Running fast or slow can lead to weight loss. Both moderate-intensity exercise and high-intensity exercise have been shown to lead to weight loss and running intensity should be individualized based on fitness level, age, weight loss goals, training frequency and other factors [1
Research suggests that 150-250 minutes of moderate-intensity physical activity each week will provide modest weight loss, while greater amounts (>250 minutes/week) have been associated with clinically significant weight loss [2
]. Studies have shown that when runners go at a slower speed, they have more endurance and exercise for longer periods of time resulting in increased calorie burn (therefore leading to weight loss). Conversely, high intensity running cannot be sustained for as long, however, can result in increased calorie burn for several hours after exercise [1

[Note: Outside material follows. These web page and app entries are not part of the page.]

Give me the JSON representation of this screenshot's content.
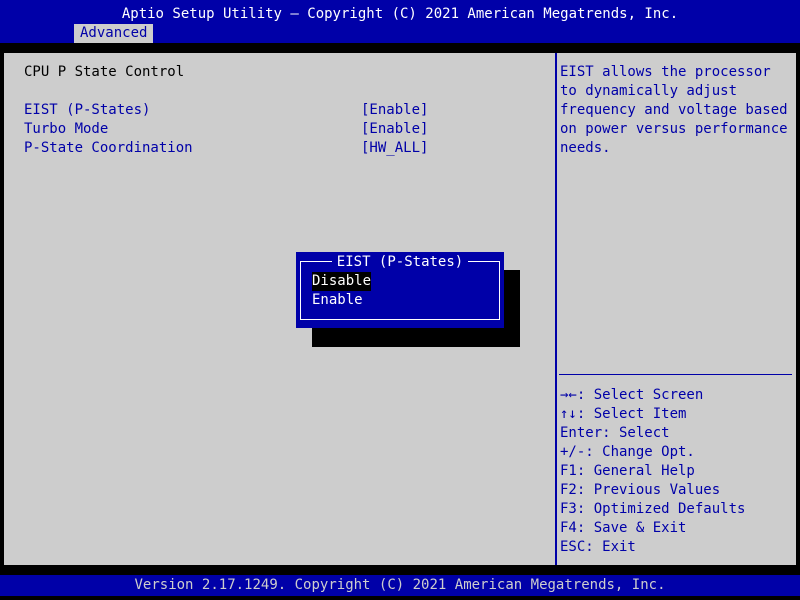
{
  "header": {
    "title": "Aptio Setup Utility – Copyright (C) 2021 American Megatrends, Inc.",
    "tabs": [
      "Advanced"
    ]
  },
  "main": {
    "section_title": "CPU P State Control",
    "settings": [
      {
        "label": "EIST (P-States)",
        "value": "[Enable]"
      },
      {
        "label": "Turbo Mode",
        "value": "[Enable]"
      },
      {
        "label": "P-State Coordination",
        "value": "[HW_ALL]"
      }
    ]
  },
  "help": {
    "lines": [
      "EIST allows the processor",
      "to dynamically adjust",
      "frequency and voltage based",
      "on power versus performance",
      "needs."
    ]
  },
  "keys": [
    "→←: Select Screen",
    "↑↓: Select Item",
    "Enter: Select",
    "+/-: Change Opt.",
    "F1: General Help",
    "F2: Previous Values",
    "F3: Optimized Defaults",
    "F4: Save & Exit",
    "ESC: Exit"
  ],
  "popup": {
    "title": "EIST (P-States)",
    "options": [
      "Disable",
      "Enable"
    ],
    "selected": "Disable"
  },
  "footer": {
    "text": "Version 2.17.1249. Copyright (C) 2021 American Megatrends, Inc."
  },
  "colors": {
    "bios_blue": "#0000a8",
    "panel_gray": "#cdcdcd",
    "text_white": "#ffffff",
    "text_black": "#000000"
  }
}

In conclusion, the more consistent you are with running (and the more your speed and distance improve) the more likely it is for you to lose weight [3

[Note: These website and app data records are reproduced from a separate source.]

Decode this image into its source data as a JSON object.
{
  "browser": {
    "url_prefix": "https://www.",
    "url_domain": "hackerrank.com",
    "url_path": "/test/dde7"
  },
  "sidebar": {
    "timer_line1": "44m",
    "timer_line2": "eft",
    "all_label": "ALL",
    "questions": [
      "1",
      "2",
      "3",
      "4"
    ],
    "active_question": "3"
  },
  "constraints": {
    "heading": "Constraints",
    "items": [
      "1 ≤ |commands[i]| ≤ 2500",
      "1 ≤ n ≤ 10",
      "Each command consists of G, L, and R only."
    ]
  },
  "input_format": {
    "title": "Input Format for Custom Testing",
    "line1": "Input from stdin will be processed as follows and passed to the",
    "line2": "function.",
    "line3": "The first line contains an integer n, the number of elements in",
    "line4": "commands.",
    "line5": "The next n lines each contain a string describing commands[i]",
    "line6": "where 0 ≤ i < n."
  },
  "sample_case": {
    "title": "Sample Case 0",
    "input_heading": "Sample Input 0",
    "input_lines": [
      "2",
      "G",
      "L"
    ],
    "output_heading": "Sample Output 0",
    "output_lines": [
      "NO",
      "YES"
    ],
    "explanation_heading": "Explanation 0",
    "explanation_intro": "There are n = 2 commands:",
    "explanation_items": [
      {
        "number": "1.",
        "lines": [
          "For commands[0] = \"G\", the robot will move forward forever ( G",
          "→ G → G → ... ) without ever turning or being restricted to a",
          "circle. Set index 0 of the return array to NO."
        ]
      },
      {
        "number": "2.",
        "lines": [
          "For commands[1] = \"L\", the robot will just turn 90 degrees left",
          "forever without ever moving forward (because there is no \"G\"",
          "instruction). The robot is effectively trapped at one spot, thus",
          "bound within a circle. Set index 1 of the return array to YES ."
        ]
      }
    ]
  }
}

]. Focusing on your diet and consuming less calories overall will also help lead to weight loss. Genetics, sleep, stress, age, meal timing and meal content can also impact weight loss success.